One last tip. My Scott has a remote suspension lockout on the bars. Before I put on the larger wheels, I’d lock the suspension when climbing up a rocky section of trail and that totally prevented the pedal strike. But yes, I understand that it’s nice to have suspension when climbing, too.
A recent writer mentioned pedal strikes on his mountain bike and queried if a larger tire might help resolve the issue.
I had frequent pedal strikes on my Yeti SB66c, which is a fairly low-slung mountain bike. I replaced the stock 175mm cranks with 170mm and the issue has all but gone away. That extra half-cm makes a big difference for pedal strikes but, even though I am a taller rider (6’3″, 36″ inseam), after a very short adjustment I am not affected by the shorter crank at all.
Thanks for explaining several of the differences between gravel and cyclocross bikes; I’d been wondering this myself. From my experience, cyclocross bikes also may have a top tube that is contoured to be more comfortable on the shoulder and, if using cantilever brakes without internal cable routing, the rear brake cable may not run along the bottom of the top tube. I’ve heard a variety of different explanations for the difference in bottom bracket drop. Are there any other general differences in geometry given the different handling requirements?
You’re correct about the cable routing and sometimes about the top-tube shape.
Cyclocross bikes of a couple of decades or more ago used to have higher bottom brackets (i.e., less bottom bracket drop) than they currently do. The sacrifice in pedal clearance is compensated for by a lower seat to jump back onto, a quicker jump-off when the bike and rider run out of momentum on a sandy section, a lower center of gravity for greater stability, ease of dragging a foot on slippery corners and muddy off-camber descents, and lower body position for less aerodynamic drag.

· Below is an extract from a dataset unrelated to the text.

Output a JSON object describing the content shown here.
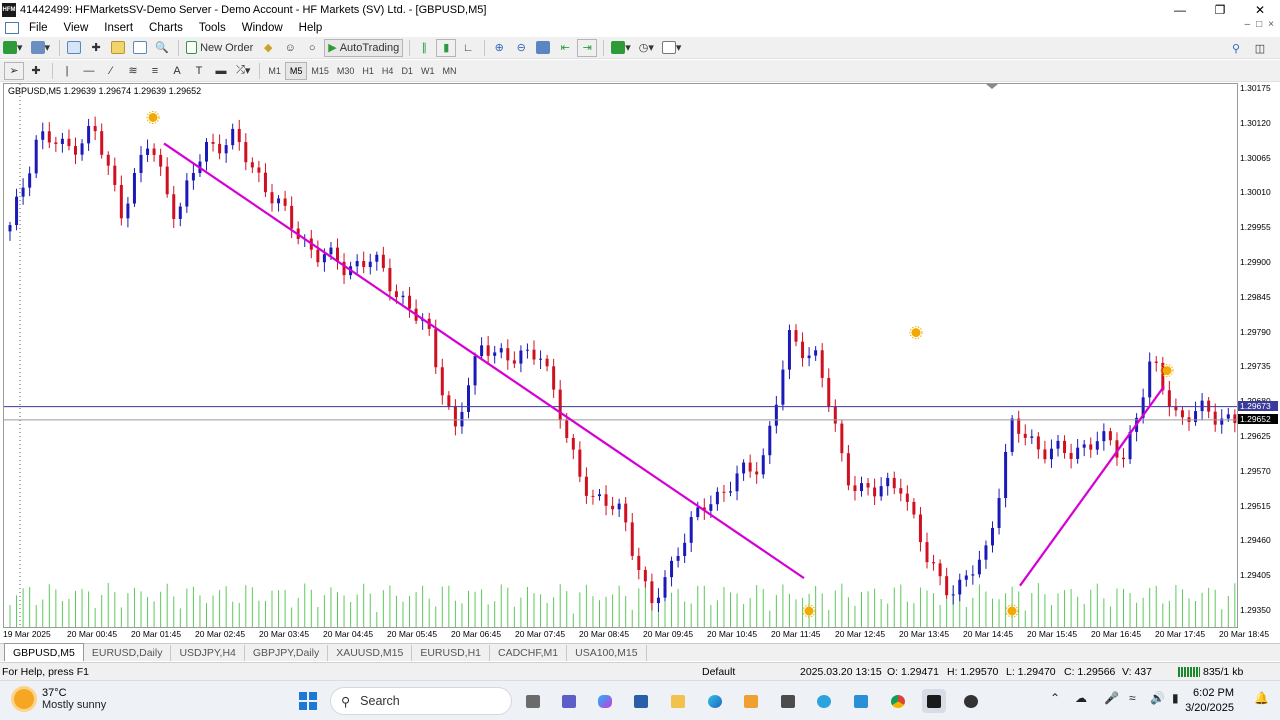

In general, today’s cyclocross bikes have a bit less than a centimeter more bottom bracket height than do road bikes, and gravel bikes have bottom bracket heights between the two but closer to cyclocross bikes. You can imagine, due to uneven terrain, why you’d want more pedal clearance on both cyclocross and gravel bikes than you would on road bikes. On the other hand, traction is so much better on a road bike that pedaling is possible sooner out of the corners and thus requires the bottom bracket height to be closer to that of cyclocross and gravel bikes than you might guess. As I said last week, while the bottom bracket height of cyclocross and gravel bikes is similar, the bottom bracket drop is different due to the difference in tire size.
Otherwise, geometry differences between cyclocross and gravel bikes tend to be very subtle. You could make the argument that the higher speeds of gravel bikes would have designers put more emphasis on stability (greater fork trail) than on cyclocross bikes, which require quick handling and are ridden at lower speeds. In practice, this is generally not the case; in fact, the reverse is often true.
For hours at a time of bumpy riding, handlebar height on gravel bikes is higher than on road bikes. You could make the same argument for cyclocross bikes for improved handling on tricky terrain, but you could also make the counter-argument that you don’t have to endure it long (less than an hour), and more weight on the front wheel can be an advantage. In general, when there is a difference, the height of the top of the head tube (frame stack) will tend to be a bit lower on a cyclocross bike than on a gravel bike of the same size.